Copy the records below exactly as they stand. Leave out the pictures.

Dataset excerpts ▸
BEGIN
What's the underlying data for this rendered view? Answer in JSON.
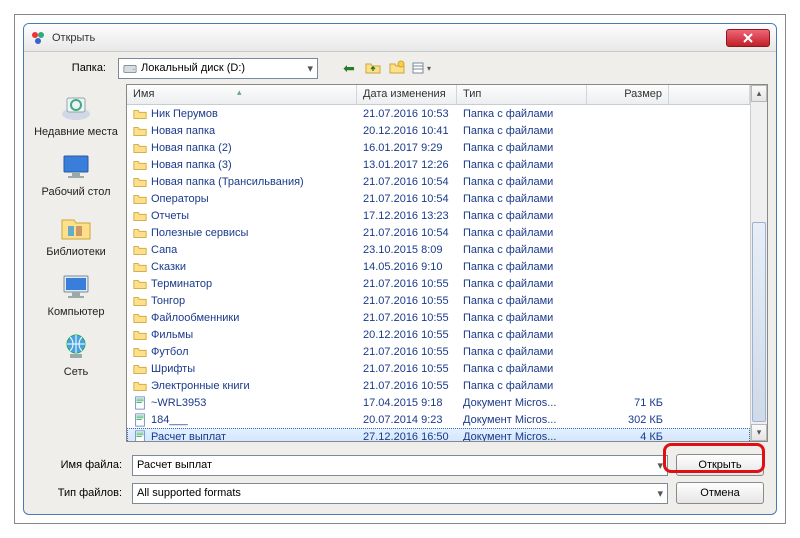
{
  "titlebar": {
    "title": "Открыть"
  },
  "folder_row": {
    "label": "Папка:",
    "selected": "Локальный диск (D:)"
  },
  "places": [
    {
      "label": "Недавние места",
      "icon": "recent"
    },
    {
      "label": "Рабочий стол",
      "icon": "desktop"
    },
    {
      "label": "Библиотеки",
      "icon": "libraries"
    },
    {
      "label": "Компьютер",
      "icon": "computer"
    },
    {
      "label": "Сеть",
      "icon": "network"
    }
  ],
  "columns": {
    "name": "Имя",
    "date": "Дата изменения",
    "type": "Тип",
    "size": "Размер"
  },
  "rows": [
    {
      "name": "Ник Перумов",
      "date": "21.07.2016 10:53",
      "type": "Папка с файлами",
      "size": "",
      "kind": "folder"
    },
    {
      "name": "Новая папка",
      "date": "20.12.2016 10:41",
      "type": "Папка с файлами",
      "size": "",
      "kind": "folder"
    },
    {
      "name": "Новая папка (2)",
      "date": "16.01.2017 9:29",
      "type": "Папка с файлами",
      "size": "",
      "kind": "folder"
    },
    {
      "name": "Новая папка (3)",
      "date": "13.01.2017 12:26",
      "type": "Папка с файлами",
      "size": "",
      "kind": "folder"
    },
    {
      "name": "Новая папка (Трансильвания)",
      "date": "21.07.2016 10:54",
      "type": "Папка с файлами",
      "size": "",
      "kind": "folder"
    },
    {
      "name": "Операторы",
      "date": "21.07.2016 10:54",
      "type": "Папка с файлами",
      "size": "",
      "kind": "folder"
    },
    {
      "name": "Отчеты",
      "date": "17.12.2016 13:23",
      "type": "Папка с файлами",
      "size": "",
      "kind": "folder"
    },
    {
      "name": "Полезные сервисы",
      "date": "21.07.2016 10:54",
      "type": "Папка с файлами",
      "size": "",
      "kind": "folder"
    },
    {
      "name": "Сапа",
      "date": "23.10.2015 8:09",
      "type": "Папка с файлами",
      "size": "",
      "kind": "folder"
    },
    {
      "name": "Сказки",
      "date": "14.05.2016 9:10",
      "type": "Папка с файлами",
      "size": "",
      "kind": "folder"
    },
    {
      "name": "Терминатор",
      "date": "21.07.2016 10:55",
      "type": "Папка с файлами",
      "size": "",
      "kind": "folder"
    },
    {
      "name": "Тонгор",
      "date": "21.07.2016 10:55",
      "type": "Папка с файлами",
      "size": "",
      "kind": "folder"
    },
    {
      "name": "Файлообменники",
      "date": "21.07.2016 10:55",
      "type": "Папка с файлами",
      "size": "",
      "kind": "folder"
    },
    {
      "name": "Фильмы",
      "date": "20.12.2016 10:55",
      "type": "Папка с файлами",
      "size": "",
      "kind": "folder"
    },
    {
      "name": "Футбол",
      "date": "21.07.2016 10:55",
      "type": "Папка с файлами",
      "size": "",
      "kind": "folder"
    },
    {
      "name": "Шрифты",
      "date": "21.07.2016 10:55",
      "type": "Папка с файлами",
      "size": "",
      "kind": "folder"
    },
    {
      "name": "Электронные книги",
      "date": "21.07.2016 10:55",
      "type": "Папка с файлами",
      "size": "",
      "kind": "folder"
    },
    {
      "name": "~WRL3953",
      "date": "17.04.2015 9:18",
      "type": "Документ Micros...",
      "size": "71 КБ",
      "kind": "doc"
    },
    {
      "name": "184___",
      "date": "20.07.2014 9:23",
      "type": "Документ Micros...",
      "size": "302 КБ",
      "kind": "doc"
    },
    {
      "name": "Расчет выплат",
      "date": "27.12.2016 16:50",
      "type": "Документ Micros...",
      "size": "4 КБ",
      "kind": "doc",
      "selected": true
    }
  ],
  "bottom": {
    "filename_label": "Имя файла:",
    "filename_value": "Расчет выплат",
    "filetype_label": "Тип файлов:",
    "filetype_value": "All supported formats",
    "open_button": "Открыть",
    "cancel_button": "Отмена"
  }
}
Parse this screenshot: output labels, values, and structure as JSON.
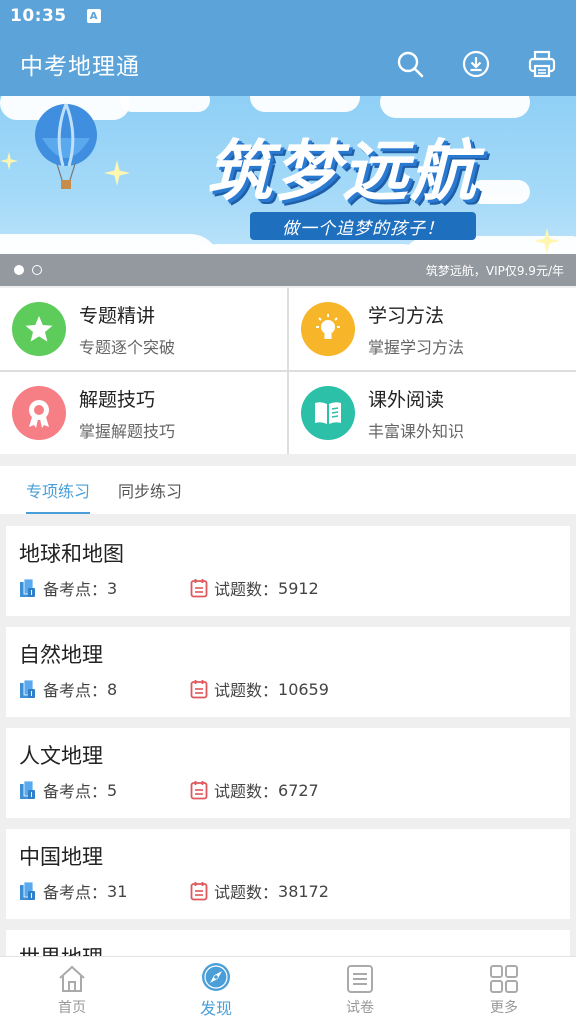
{
  "status_bar": {
    "time": "10:35",
    "notification_icon": "A"
  },
  "app_bar": {
    "title": "中考地理通",
    "icons": [
      "search-icon",
      "download-icon",
      "print-icon"
    ]
  },
  "banner": {
    "headline": "筑梦远航",
    "slogan": "做一个追梦的孩子！",
    "caption": "筑梦远航，VIP仅9.9元/年",
    "page_count": 2,
    "active_page": 1
  },
  "features": [
    {
      "title": "专题精讲",
      "subtitle": "专题逐个突破",
      "icon": "star-icon",
      "color": "#5dcc5b"
    },
    {
      "title": "学习方法",
      "subtitle": "掌握学习方法",
      "icon": "lightbulb-icon",
      "color": "#f7b62a"
    },
    {
      "title": "解题技巧",
      "subtitle": "掌握解题技巧",
      "icon": "badge-icon",
      "color": "#f57f85"
    },
    {
      "title": "课外阅读",
      "subtitle": "丰富课外知识",
      "icon": "book-icon",
      "color": "#2cc0a9"
    }
  ],
  "tabs": [
    {
      "label": "专项练习",
      "active": true
    },
    {
      "label": "同步练习",
      "active": false
    }
  ],
  "list_labels": {
    "points": "备考点：",
    "questions": "试题数："
  },
  "items": [
    {
      "name": "地球和地图",
      "points": "3",
      "questions": "5912"
    },
    {
      "name": "自然地理",
      "points": "8",
      "questions": "10659"
    },
    {
      "name": "人文地理",
      "points": "5",
      "questions": "6727"
    },
    {
      "name": "中国地理",
      "points": "31",
      "questions": "38172"
    },
    {
      "name": "世界地理",
      "points": "",
      "questions": ""
    }
  ],
  "bottom_nav": [
    {
      "label": "首页",
      "icon": "home-icon",
      "active": false
    },
    {
      "label": "发现",
      "icon": "compass-icon",
      "active": true
    },
    {
      "label": "试卷",
      "icon": "paper-icon",
      "active": false
    },
    {
      "label": "更多",
      "icon": "grid-icon",
      "active": false
    }
  ],
  "colors": {
    "primary": "#5ba3d9",
    "accent": "#4a9fd8"
  }
}
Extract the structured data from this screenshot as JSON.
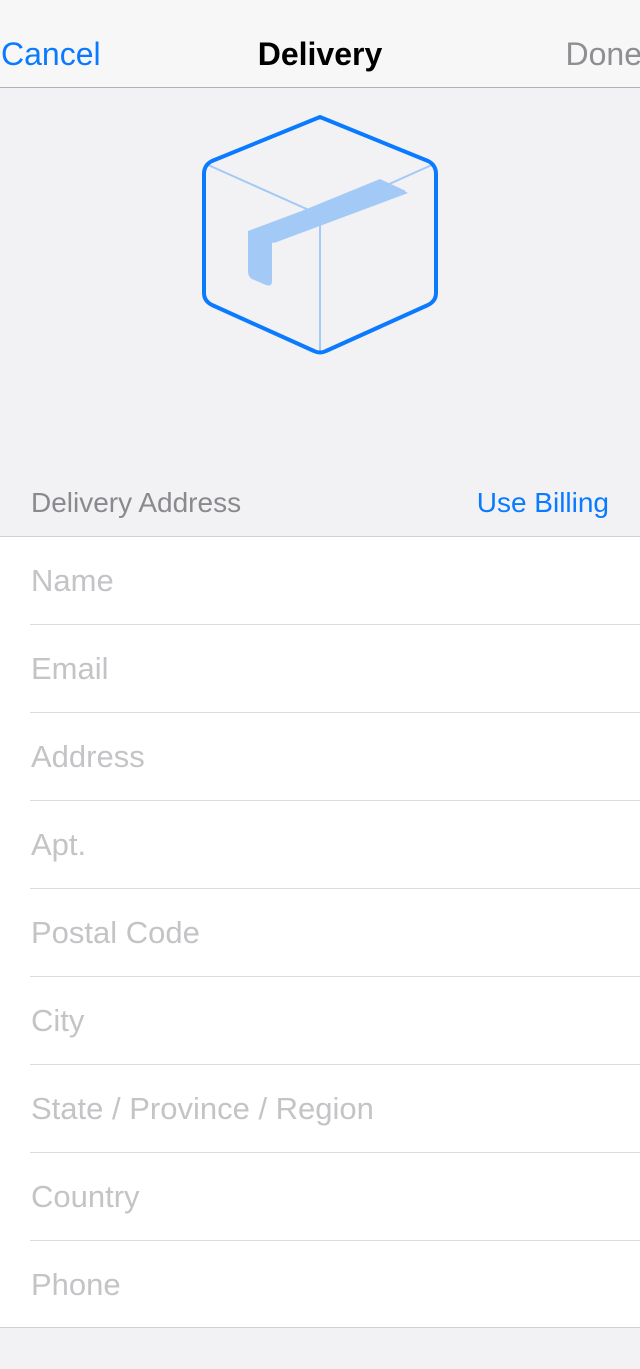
{
  "navbar": {
    "cancel_label": "Cancel",
    "title": "Delivery",
    "done_label": "Done"
  },
  "hero": {
    "icon": "package-box-icon",
    "stroke_color": "#0a7aff",
    "tape_color": "#a3c9f7"
  },
  "section": {
    "title": "Delivery Address",
    "action_label": "Use Billing"
  },
  "form": {
    "fields": [
      {
        "placeholder": "Name",
        "value": ""
      },
      {
        "placeholder": "Email",
        "value": ""
      },
      {
        "placeholder": "Address",
        "value": ""
      },
      {
        "placeholder": "Apt.",
        "value": ""
      },
      {
        "placeholder": "Postal Code",
        "value": ""
      },
      {
        "placeholder": "City",
        "value": ""
      },
      {
        "placeholder": "State / Province / Region",
        "value": ""
      },
      {
        "placeholder": "Country",
        "value": ""
      },
      {
        "placeholder": "Phone",
        "value": ""
      }
    ]
  },
  "colors": {
    "accent": "#0a7aff",
    "disabled": "#8e8e93",
    "background": "#f2f2f4"
  }
}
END
Task result ▸
What's the underlying data for this rendered view? Answer in JSON.
{
  "titlebar": {
    "title": "Открыть"
  },
  "folder_row": {
    "label": "Папка:",
    "selected": "Локальный диск (D:)"
  },
  "places": [
    {
      "label": "Недавние места",
      "icon": "recent"
    },
    {
      "label": "Рабочий стол",
      "icon": "desktop"
    },
    {
      "label": "Библиотеки",
      "icon": "libraries"
    },
    {
      "label": "Компьютер",
      "icon": "computer"
    },
    {
      "label": "Сеть",
      "icon": "network"
    }
  ],
  "columns": {
    "name": "Имя",
    "date": "Дата изменения",
    "type": "Тип",
    "size": "Размер"
  },
  "rows": [
    {
      "name": "Ник Перумов",
      "date": "21.07.2016 10:53",
      "type": "Папка с файлами",
      "size": "",
      "kind": "folder"
    },
    {
      "name": "Новая папка",
      "date": "20.12.2016 10:41",
      "type": "Папка с файлами",
      "size": "",
      "kind": "folder"
    },
    {
      "name": "Новая папка (2)",
      "date": "16.01.2017 9:29",
      "type": "Папка с файлами",
      "size": "",
      "kind": "folder"
    },
    {
      "name": "Новая папка (3)",
      "date": "13.01.2017 12:26",
      "type": "Папка с файлами",
      "size": "",
      "kind": "folder"
    },
    {
      "name": "Новая папка (Трансильвания)",
      "date": "21.07.2016 10:54",
      "type": "Папка с файлами",
      "size": "",
      "kind": "folder"
    },
    {
      "name": "Операторы",
      "date": "21.07.2016 10:54",
      "type": "Папка с файлами",
      "size": "",
      "kind": "folder"
    },
    {
      "name": "Отчеты",
      "date": "17.12.2016 13:23",
      "type": "Папка с файлами",
      "size": "",
      "kind": "folder"
    },
    {
      "name": "Полезные сервисы",
      "date": "21.07.2016 10:54",
      "type": "Папка с файлами",
      "size": "",
      "kind": "folder"
    },
    {
      "name": "Сапа",
      "date": "23.10.2015 8:09",
      "type": "Папка с файлами",
      "size": "",
      "kind": "folder"
    },
    {
      "name": "Сказки",
      "date": "14.05.2016 9:10",
      "type": "Папка с файлами",
      "size": "",
      "kind": "folder"
    },
    {
      "name": "Терминатор",
      "date": "21.07.2016 10:55",
      "type": "Папка с файлами",
      "size": "",
      "kind": "folder"
    },
    {
      "name": "Тонгор",
      "date": "21.07.2016 10:55",
      "type": "Папка с файлами",
      "size": "",
      "kind": "folder"
    },
    {
      "name": "Файлообменники",
      "date": "21.07.2016 10:55",
      "type": "Папка с файлами",
      "size": "",
      "kind": "folder"
    },
    {
      "name": "Фильмы",
      "date": "20.12.2016 10:55",
      "type": "Папка с файлами",
      "size": "",
      "kind": "folder"
    },
    {
      "name": "Футбол",
      "date": "21.07.2016 10:55",
      "type": "Папка с файлами",
      "size": "",
      "kind": "folder"
    },
    {
      "name": "Шрифты",
      "date": "21.07.2016 10:55",
      "type": "Папка с файлами",
      "size": "",
      "kind": "folder"
    },
    {
      "name": "Электронные книги",
      "date": "21.07.2016 10:55",
      "type": "Папка с файлами",
      "size": "",
      "kind": "folder"
    },
    {
      "name": "~WRL3953",
      "date": "17.04.2015 9:18",
      "type": "Документ Micros...",
      "size": "71 КБ",
      "kind": "doc"
    },
    {
      "name": "184___",
      "date": "20.07.2014 9:23",
      "type": "Документ Micros...",
      "size": "302 КБ",
      "kind": "doc"
    },
    {
      "name": "Расчет выплат",
      "date": "27.12.2016 16:50",
      "type": "Документ Micros...",
      "size": "4 КБ",
      "kind": "doc",
      "selected": true
    }
  ],
  "bottom": {
    "filename_label": "Имя файла:",
    "filename_value": "Расчет выплат",
    "filetype_label": "Тип файлов:",
    "filetype_value": "All supported formats",
    "open_button": "Открыть",
    "cancel_button": "Отмена"
  }
}
Parse this screenshot: output labels, values, and structure as JSON.
{
  "status_bar": {
    "time": "10:35",
    "notification_icon": "A"
  },
  "app_bar": {
    "title": "中考地理通",
    "icons": [
      "search-icon",
      "download-icon",
      "print-icon"
    ]
  },
  "banner": {
    "headline": "筑梦远航",
    "slogan": "做一个追梦的孩子！",
    "caption": "筑梦远航，VIP仅9.9元/年",
    "page_count": 2,
    "active_page": 1
  },
  "features": [
    {
      "title": "专题精讲",
      "subtitle": "专题逐个突破",
      "icon": "star-icon",
      "color": "#5dcc5b"
    },
    {
      "title": "学习方法",
      "subtitle": "掌握学习方法",
      "icon": "lightbulb-icon",
      "color": "#f7b62a"
    },
    {
      "title": "解题技巧",
      "subtitle": "掌握解题技巧",
      "icon": "badge-icon",
      "color": "#f57f85"
    },
    {
      "title": "课外阅读",
      "subtitle": "丰富课外知识",
      "icon": "book-icon",
      "color": "#2cc0a9"
    }
  ],
  "tabs": [
    {
      "label": "专项练习",
      "active": true
    },
    {
      "label": "同步练习",
      "active": false
    }
  ],
  "list_labels": {
    "points": "备考点：",
    "questions": "试题数："
  },
  "items": [
    {
      "name": "地球和地图",
      "points": "3",
      "questions": "5912"
    },
    {
      "name": "自然地理",
      "points": "8",
      "questions": "10659"
    },
    {
      "name": "人文地理",
      "points": "5",
      "questions": "6727"
    },
    {
      "name": "中国地理",
      "points": "31",
      "questions": "38172"
    },
    {
      "name": "世界地理",
      "points": "",
      "questions": ""
    }
  ],
  "bottom_nav": [
    {
      "label": "首页",
      "icon": "home-icon",
      "active": false
    },
    {
      "label": "发现",
      "icon": "compass-icon",
      "active": true
    },
    {
      "label": "试卷",
      "icon": "paper-icon",
      "active": false
    },
    {
      "label": "更多",
      "icon": "grid-icon",
      "active": false
    }
  ],
  "colors": {
    "primary": "#5ba3d9",
    "accent": "#4a9fd8"
  }
}
Extract the structured data from this screenshot as JSON.
{
  "navbar": {
    "cancel_label": "Cancel",
    "title": "Delivery",
    "done_label": "Done"
  },
  "hero": {
    "icon": "package-box-icon",
    "stroke_color": "#0a7aff",
    "tape_color": "#a3c9f7"
  },
  "section": {
    "title": "Delivery Address",
    "action_label": "Use Billing"
  },
  "form": {
    "fields": [
      {
        "placeholder": "Name",
        "value": ""
      },
      {
        "placeholder": "Email",
        "value": ""
      },
      {
        "placeholder": "Address",
        "value": ""
      },
      {
        "placeholder": "Apt.",
        "value": ""
      },
      {
        "placeholder": "Postal Code",
        "value": ""
      },
      {
        "placeholder": "City",
        "value": ""
      },
      {
        "placeholder": "State / Province / Region",
        "value": ""
      },
      {
        "placeholder": "Country",
        "value": ""
      },
      {
        "placeholder": "Phone",
        "value": ""
      }
    ]
  },
  "colors": {
    "accent": "#0a7aff",
    "disabled": "#8e8e93",
    "background": "#f2f2f4"
  }
}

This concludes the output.